The paramount feature of a functioning democracy is that it has an effective system of checks and balances in place. This system ensures that government and public institutions are held accountable for decisions that they take and for the consequences of these decisions. In principle these must be in the national interest.
However, as governments come and go, we seem to see the same pattern persist, despite the electoral promises for remedial changes and doing things differently. The renewed pledges for the safeguarding of the public interest, transparency, meritocracy and competence soon give way to the old habits of anointing cronies, relatives, political sponsors and agents and so on. Raising of voices through the media and other forums soon seems to peter out as the government forges on regardless.
The scenario seems to be repeating itself. What should we make out of the Political Financing Bill, tabled by Government for its First Reading in Parliament, last Tuesday? Besides the legitimate question as to why the Government should come at this late hour with this Bill, some six months before the National Assembly will stand dissolved, – and that too without any guarantee that it will be voted given the unlikelihood of it being able to raise a majority of three-quarters in the Assembly – begs the overriding question: how will the new provisions of the proposed legislation promote the public interest? With the Government having dropped the idea of political financing by the State what is proposed instead is the continuation and indeed the consolidation of private sector financing of political parties, the more so given that the Bill does not prescribe any limit to the donations of the private sector.
We have said it earlier that ‘it is not only in Mauritius that there is concern about the politics-big business/wealth nexus which allows the tweaking of polices and decisions to the highest bidder. It would be naïve to assume that private sector funding of political parties and individual politicians would be based on altruistic motives. Although it is always difficult to prove the link between the financing received and the favourable policy/administrative decisions taken in the context of the so-called “business-friendly” environment, the sheer scale of spending that we see during the local political campaigns point to the invisible presence of private donors placing heavy bets on their horses’.

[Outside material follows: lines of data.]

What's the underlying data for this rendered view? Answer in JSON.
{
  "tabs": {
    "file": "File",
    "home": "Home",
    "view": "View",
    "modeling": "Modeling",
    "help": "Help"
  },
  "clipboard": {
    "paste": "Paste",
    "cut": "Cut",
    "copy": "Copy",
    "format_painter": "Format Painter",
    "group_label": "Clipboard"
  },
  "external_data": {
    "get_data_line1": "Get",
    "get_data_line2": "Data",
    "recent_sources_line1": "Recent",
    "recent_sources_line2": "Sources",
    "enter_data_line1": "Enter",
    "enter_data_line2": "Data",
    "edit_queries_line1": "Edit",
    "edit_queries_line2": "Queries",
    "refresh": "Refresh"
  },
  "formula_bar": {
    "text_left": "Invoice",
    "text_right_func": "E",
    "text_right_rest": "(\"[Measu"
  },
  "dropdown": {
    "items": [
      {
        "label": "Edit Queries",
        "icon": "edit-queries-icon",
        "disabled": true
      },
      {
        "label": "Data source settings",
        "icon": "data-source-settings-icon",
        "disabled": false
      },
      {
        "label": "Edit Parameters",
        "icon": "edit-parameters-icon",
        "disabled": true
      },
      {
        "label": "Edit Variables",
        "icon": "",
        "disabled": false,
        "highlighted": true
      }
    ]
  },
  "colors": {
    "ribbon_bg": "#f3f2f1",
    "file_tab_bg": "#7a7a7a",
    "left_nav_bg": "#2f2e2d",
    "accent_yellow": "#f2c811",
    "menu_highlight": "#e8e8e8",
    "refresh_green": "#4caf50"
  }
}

In simple language, corruption remains the true basis of the terms of trade in political financing. This system helps politicians in weaving a web of unaccountability as regards the financing of their real campaign expenditures and the monies that they pocket for personal purposes. It has been argued that we can eliminate this scourge and the parasitical opportunists by legislating that all political campaign funding should be by the State. Spending limits would and should in that case be prescribed and scrupulously observed by each candidate at the risk of invalidation of results. That would necessarily mean auditing the accounts and public disclosure – and the stakeholders may not quite like going down this path. However, with State financing, one would like to think that the long-run costs to the public would be minimized as policies unrelated to the private interests of private companies can then be adopted.
Having spent nearly four and a half years with little results to show, the government seems to be prioritising the same game others have played in the past. So, we appear to be heading again to politics of old – not on the deeper issues with which the country should be really concerned.
What the Political Financing Bill in fact lays bare is what the people have long suspected: the State/Big Business nexus which would explain public policies that are skewed in favour of big business whether it’s in the energy or the sugar sector or in relation to property development and access to land, Smart Cities, etc…
The observation of a USA political analyst highlights the core problem succinctly: ‘As the saying goes, he who pays the piper calls the tune. With campaign donors and recipients, this is less a matter of classical quid pro quo corruption – the exchange of campaign dollars for votes – than it is the dependence of so many of our elected officials on these megadonations.
Elected officials are often reluctant to take positions that are at odds with the interests of their large donors, and what gets on – or stays off – the legislative agenda can be driven by donor concerns.
This tends to be more significant for issues that get little media attention – who gets a specific tax break or regulatory relief – than for hot-button concerns. But it inevitably shapes who benefits from government action, who is harmed and who is ignored’.
Unfortunately, the proposed Bill seems to go counter to the desirable objective of reducing the influence of big money in the making of policies and decisions. It definitely needs to be debated in much more depth and detail before any final decision is taken, since in its present form it will only allow the prevailing arrangements to be perpetuated.
* Published in print edition on 5 July 2019